Librarians are good at selecting high quality media of all kinds, which is a fundamental aspect of media literacy. Featuring stories and information in storytime that include a wide variety of topics and perspectives grow young children’s understanding of the world around them. Authentic tales from around the world, informational books about places, animals or holidays, and images or videos of real animals featured in illustrated stories all have value. A broad appreciation for the world beyond their own helps children evaluate media based on their own experience. Access to a variety of media helps children feel comfortable with a range of resources they will one day use in school and beyond to support or refute things that they read, hear, and see.
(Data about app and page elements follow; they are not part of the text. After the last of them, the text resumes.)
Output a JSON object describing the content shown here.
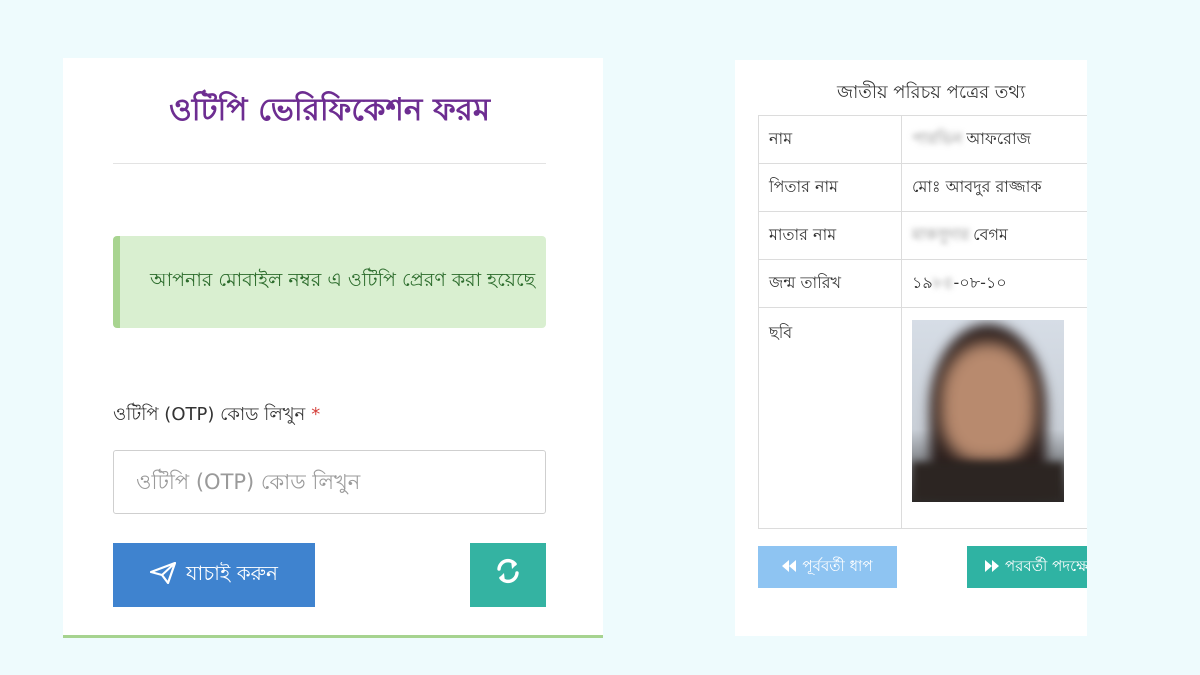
{
  "otp_form": {
    "title": "ওটিপি ভেরিফিকেশন ফরম",
    "alert_message": "আপনার মোবাইল নম্বর এ ওটিপি প্রেরণ করা হয়েছে",
    "field_label": "ওটিপি (OTP) কোড লিখুন",
    "required_mark": "*",
    "input_value": "",
    "input_placeholder": "ওটিপি (OTP) কোড লিখুন",
    "verify_label": "যাচাই করুন",
    "verify_icon": "paper-plane-icon",
    "refresh_icon": "refresh-icon",
    "colors": {
      "title": "#6d2d91",
      "alert_bg": "#d9efd0",
      "verify_button": "#3f83cf",
      "refresh_button": "#34b3a2"
    }
  },
  "nid_info": {
    "title": "জাতীয় পরিচয় পত্রের তথ্য",
    "rows": [
      {
        "key": "নাম",
        "value_hidden": "পারভিন",
        "value": "আফরোজ"
      },
      {
        "key": "পিতার নাম",
        "value_hidden": "",
        "value": "মোঃ আবদুর রাজ্জাক"
      },
      {
        "key": "মাতার নাম",
        "value_hidden": "মাকসুদার",
        "value": "বেগম"
      },
      {
        "key": "জন্ম তারিখ",
        "value_prefix": "১৯",
        "value_hidden": "৮৫",
        "value": "-০৮-১০"
      },
      {
        "key": "ছবি"
      }
    ],
    "prev_label": "পূর্ববর্তী ধাপ",
    "prev_icon": "double-chevron-left-icon",
    "next_label": "পরবর্তী পদক্ষেপ",
    "next_icon": "double-chevron-right-icon",
    "colors": {
      "prev_button": "#8ec4f2",
      "next_button": "#2fb3a3"
    }
  }
}
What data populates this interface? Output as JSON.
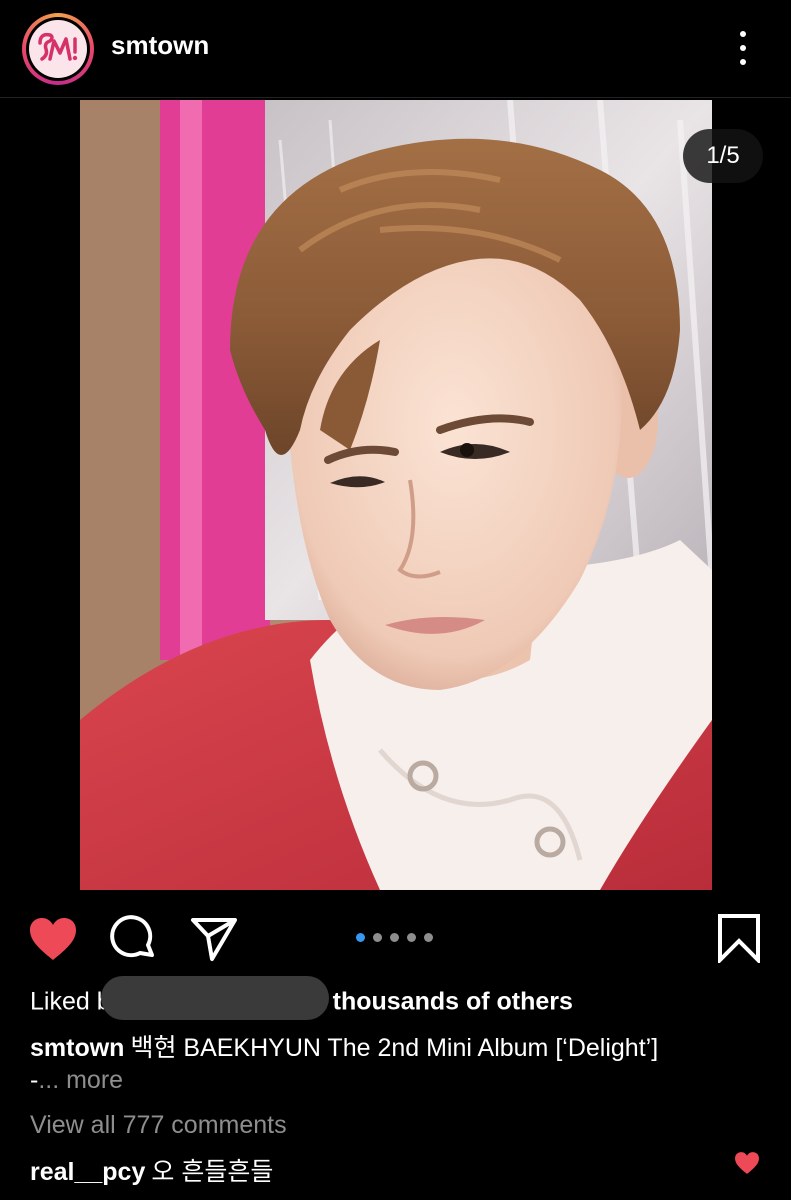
{
  "header": {
    "username": "smtown",
    "avatar_logo_text": "SM!",
    "more_icon": "more-vertical-icon"
  },
  "post": {
    "image_counter": "1/5",
    "carousel_total": 5,
    "carousel_active_index": 0
  },
  "actions": {
    "like_icon": "heart-filled-icon",
    "comment_icon": "comment-bubble-icon",
    "share_icon": "paper-plane-icon",
    "save_icon": "bookmark-icon",
    "liked_color": "#ed4956",
    "dot_active_color": "#3897f0"
  },
  "likes": {
    "prefix": "Liked b",
    "suffix": "thousands of others"
  },
  "caption": {
    "username": "smtown",
    "text": "백현 BAEKHYUN The 2nd Mini Album [‘Delight’]",
    "continuation": "-",
    "more_label": "... more"
  },
  "comments": {
    "view_all_label": "View all 777 comments",
    "items": [
      {
        "username": "real__pcy",
        "text": "오 흔들흔들"
      }
    ]
  }
}
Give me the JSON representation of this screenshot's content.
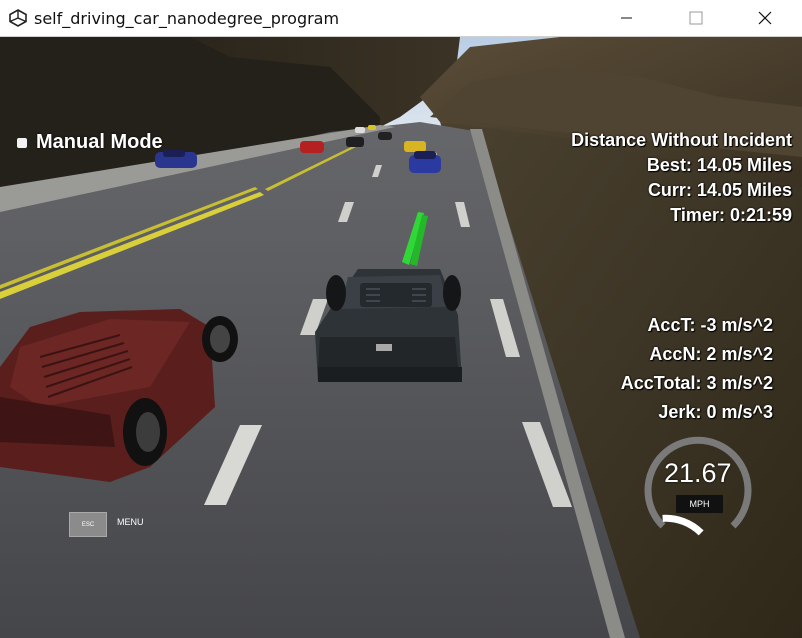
{
  "window": {
    "title": "self_driving_car_nanodegree_program",
    "minimize_label": "minimize",
    "maximize_label": "maximize",
    "close_label": "close"
  },
  "hud": {
    "manual_mode_label": "Manual Mode",
    "distance_heading": "Distance Without Incident",
    "best": "Best: 14.05 Miles",
    "curr": "Curr: 14.05 Miles",
    "timer": "Timer: 0:21:59",
    "acc_t": "AccT: -3 m/s^2",
    "acc_n": "AccN: 2 m/s^2",
    "acc_total": "AccTotal: 3 m/s^2",
    "jerk": "Jerk: 0 m/s^3"
  },
  "speedometer": {
    "value": "21.67",
    "unit": "MPH",
    "fill_fraction": 0.18
  },
  "menu": {
    "esc_label": "ESC",
    "menu_label": "MENU"
  },
  "colors": {
    "road": "#4c4d50",
    "lane_yellow": "#d8cf3a",
    "path_green": "#2fd836",
    "sky": "#c9d7ea",
    "ego_car": "#2e3338",
    "red_car": "#5a1e1c"
  }
}
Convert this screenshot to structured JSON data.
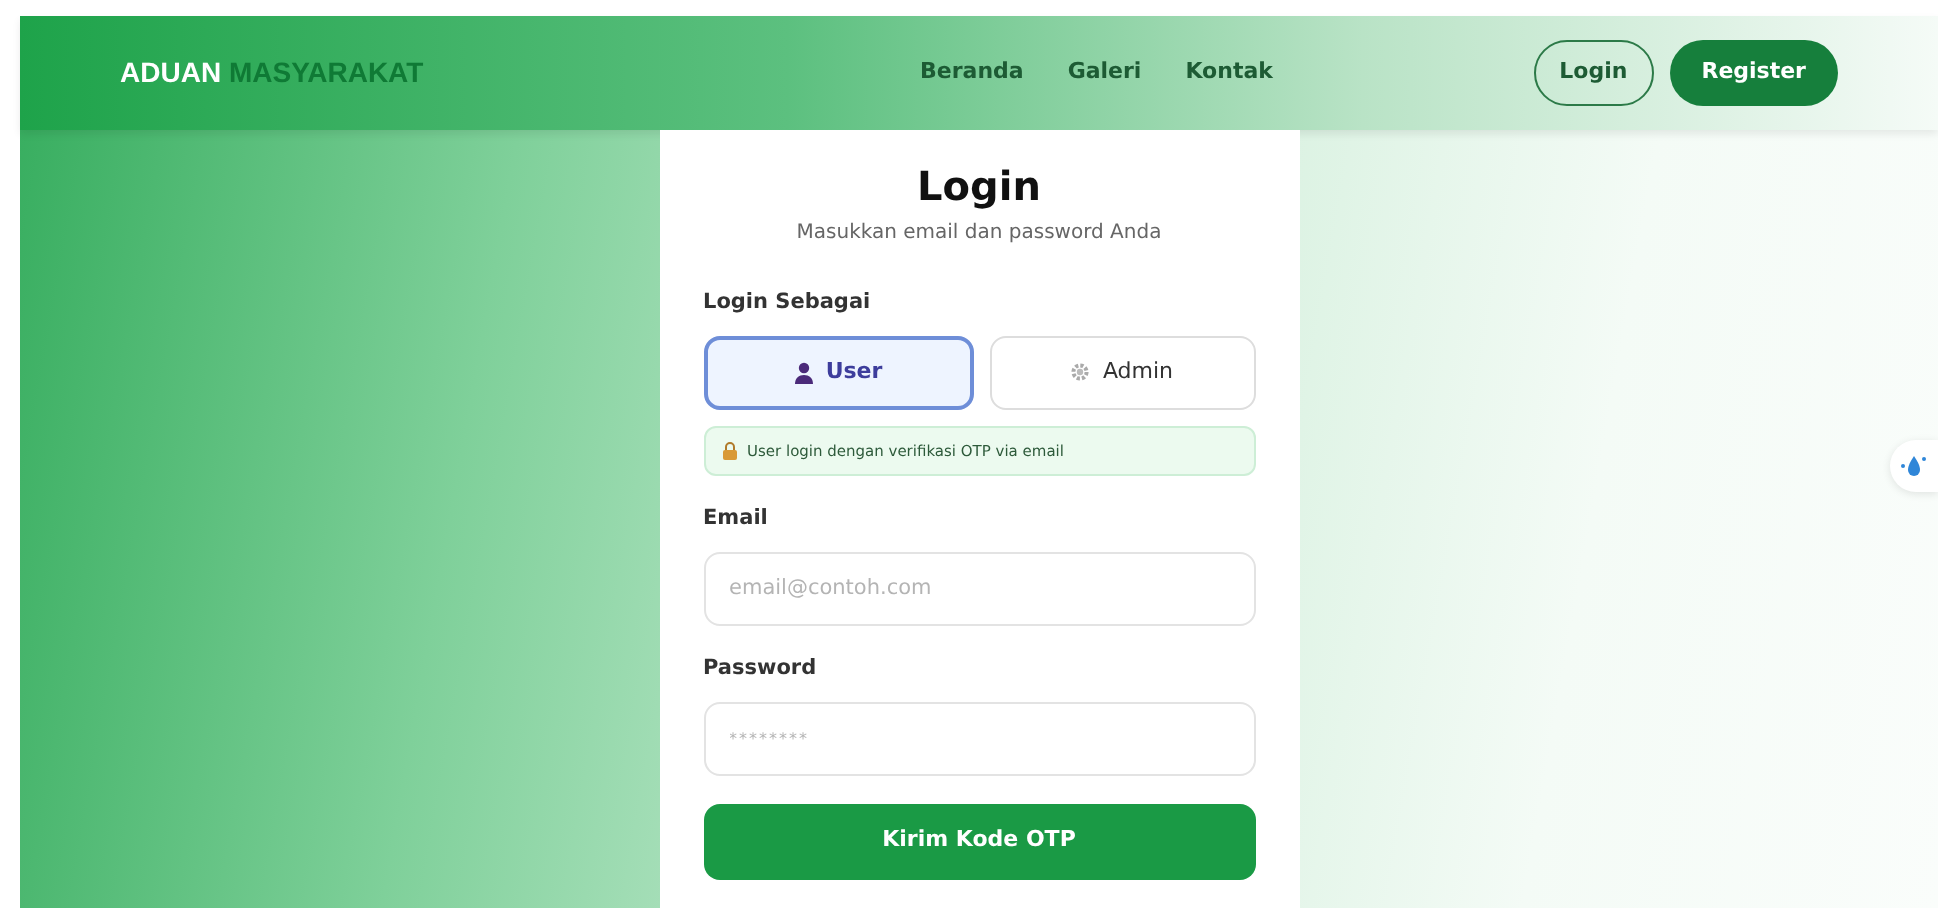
{
  "navbar": {
    "brand": {
      "first": "ADUAN",
      "second": "MASYARAKAT"
    },
    "links": [
      "Beranda",
      "Galeri",
      "Kontak"
    ],
    "buttons": [
      {
        "label": "Login",
        "kind": "outline"
      },
      {
        "label": "Register",
        "kind": "solid"
      }
    ]
  },
  "login": {
    "title": "Login",
    "subtitle": "Masukkan email dan password Anda",
    "role_label": "Login Sebagai",
    "roles": [
      {
        "label": "User",
        "kind": "user",
        "selected": true
      },
      {
        "label": "Admin",
        "kind": "admin",
        "selected": false
      }
    ],
    "info": "User login dengan verifikasi OTP via email",
    "fields": [
      {
        "label": "Email",
        "placeholder": "email@contoh.com",
        "kind": "email"
      },
      {
        "label": "Password",
        "placeholder": "********",
        "kind": "password"
      }
    ],
    "submit": "Kirim Kode OTP"
  }
}
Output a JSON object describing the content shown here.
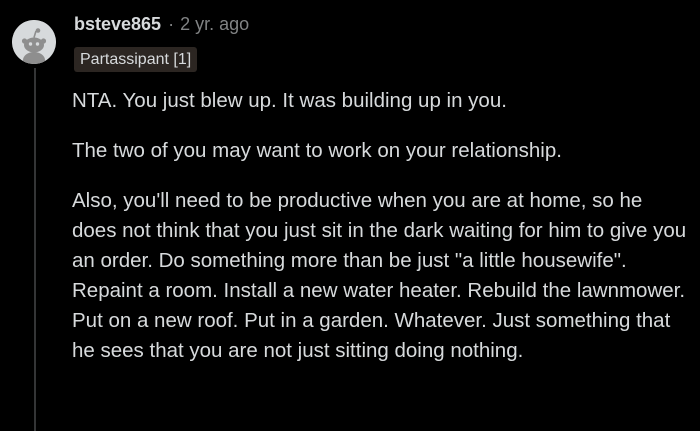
{
  "comment": {
    "author": "bsteve865",
    "separator": "·",
    "time": "2 yr. ago",
    "flair": "Partassipant [1]",
    "avatar_icon": "snoo-avatar-icon",
    "colors": {
      "background": "#000000",
      "text": "#d7dadc",
      "meta": "#818384",
      "flair_bg": "#2c2622",
      "thread_line": "#343536"
    },
    "paragraphs": [
      "NTA. You just blew up. It was building up in you.",
      "The two of you may want to work on your relationship.",
      "Also, you'll need to be productive when you are at home, so he does not think that you just sit in the dark waiting for him to give you an order. Do something more than be just \"a little housewife\". Repaint a room. Install a new water heater. Rebuild the lawnmower. Put on a new roof. Put in a garden. Whatever. Just something that he sees that you are not just sitting doing nothing."
    ]
  }
}
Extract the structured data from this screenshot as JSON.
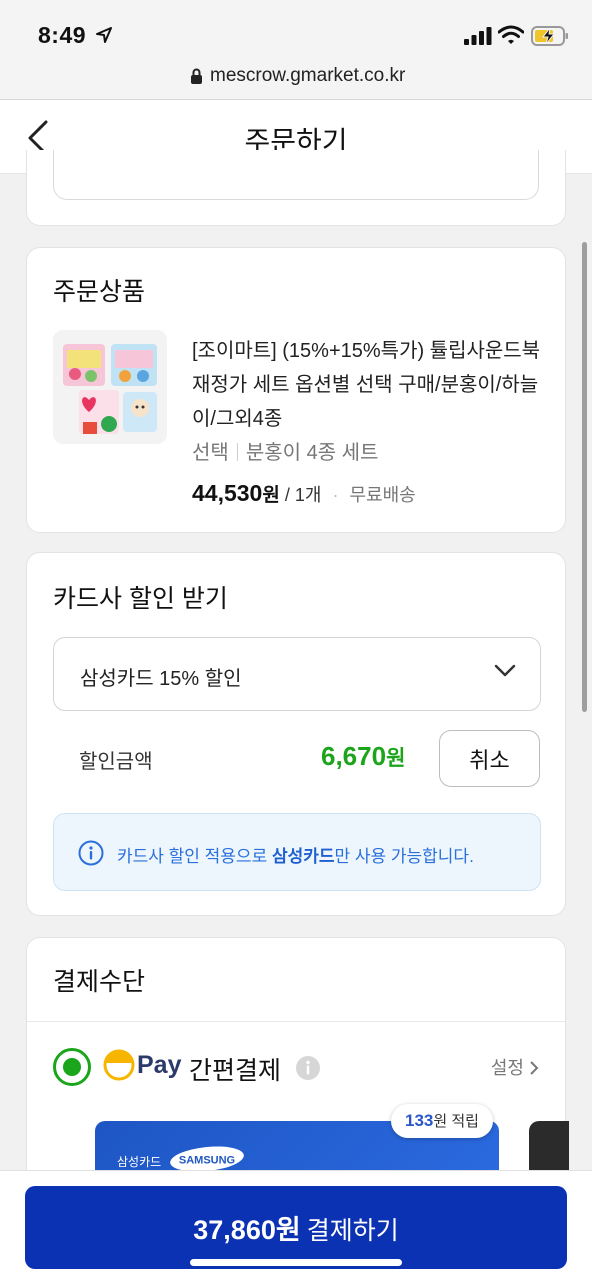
{
  "status_bar": {
    "time": "8:49",
    "icons": [
      "location-arrow-icon",
      "signal-icon",
      "wifi-icon",
      "battery-charging-icon"
    ]
  },
  "browser": {
    "url": "mescrow.gmarket.co.kr"
  },
  "header": {
    "title": "주문하기",
    "back_icon": "chevron-left-icon"
  },
  "order_product": {
    "section_title": "주문상품",
    "name": "[조이마트] (15%+15%특가) 튤립사운드북 재정가 세트 옵션별 선택 구매/분홍이/하늘이/그외4종",
    "option_label": "선택",
    "option_value": "분홍이 4종 세트",
    "price": "44,530",
    "price_unit": "원",
    "quantity": "/ 1개",
    "shipping": "무료배송"
  },
  "card_discount": {
    "section_title": "카드사 할인 받기",
    "selected_card": "삼성카드 15% 할인",
    "discount_label": "할인금액",
    "discount_amount": "6,670",
    "discount_unit": "원",
    "cancel_label": "취소",
    "notice_prefix": "카드사 할인 적용으로 ",
    "notice_bold": "삼성카드",
    "notice_suffix": "만 사용 가능합니다."
  },
  "payment_method": {
    "section_title": "결제수단",
    "pay_brand": "Pay",
    "pay_label": "간편결제",
    "settings_label": "설정",
    "points_amount": "133",
    "points_suffix": "원 적립",
    "card_issuer": "삼성카드",
    "card_brand": "SAMSUNG"
  },
  "checkout": {
    "total_amount": "37,860원",
    "button_label": "결제하기",
    "button_color": "#0b32b2"
  },
  "colors": {
    "accent_green": "#1ca51a",
    "info_blue": "#2a6fdb",
    "brand_navy": "#0b32b2"
  }
}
Storytime is an ideal time to introduce media that challenges stereotypes. Sharing vehicle books in storytime might alienate some listeners. But selecting truck books that feature characters of both genders contributing to the action, or a storyline that might appeal to children who love animals or reading or music, helps young listeners and their families connect with the story in different ways. A young girl who has not seen herself in books may see bulldozers, as in the case of Candace Flemings’ books, in a new light. To be successful, as librarians, educators, and caregivers, we must recognize our own biases especially when choosing and sharing media with children. Introducing books and other media that reflect children’s experiences and that are different from what they are already familiar with encourages them to analyze what they read, hear, and see as they get older.
Storytime at the Homer Public Library includes time for children and their caregivers to create media with hands-on art and science projects. Regardless of the design, these projects offer little ones the opportunity to tell their own stories, test different materials, and extend their learning. Children learn about the different parts of media, and the tools used to make them, through this process. As they draw, cut, paint and mold, they talk story. The beauty—and the lesson—are in the process rather than the final product. Families make finger puppets to use while retelling a shared story, they paint or draw images with colors or materials similar to those used in a featured book, or they draw and write in an app on the library’s mounted iPad. As they grow, these preschoolers will have the chance to create comics, build apps, and much more.
Fundamentally, media literacy is really about literacy in the Digital Age. Our concept of what media is has broadened, but the value of literacy has not. Librarians, as media mentors, are tasked with supporting the media, literacy and information needs of families. We do this by providing access to experiences that help children and their families develop their critical thinking skills with a variety of media. At storytime, preschoolers are accessing, analyzing, evaluating, creating, and acting. They are also expanding their vocabulary, letter knowledge, narrative skills, background knowledge and collaborative skills. Media savvy adults begins in preschool. Come see for yourself. Bring a little one to storytime this week to celebrate Media Literacy Week!
- ABC’s of Media Literacy: What Can Pre-Schoolers Learn? – by Faith Rogow
- How do I start teaching media literacy to my preschooler? – Common Sense Media
- Media Literacy in Early Childhood: A Critical Conversation – TEC Ericson Center
Claudia Haines leads storytimes, hosts Maker programs, and gets great media into the hands of kids and teens as the Youth Services Librarian and Media Mentor at the Homer Public Library (Alaska). She is a co-author of the Association for Library Service to Children’s white paper, Media Mentorship in Libraries Serving Youth (2015). She trains other librarians as media mentors and serves on both local and national committees that support families and literacy. She blogs at www.nevershushed.com. @claudiahaines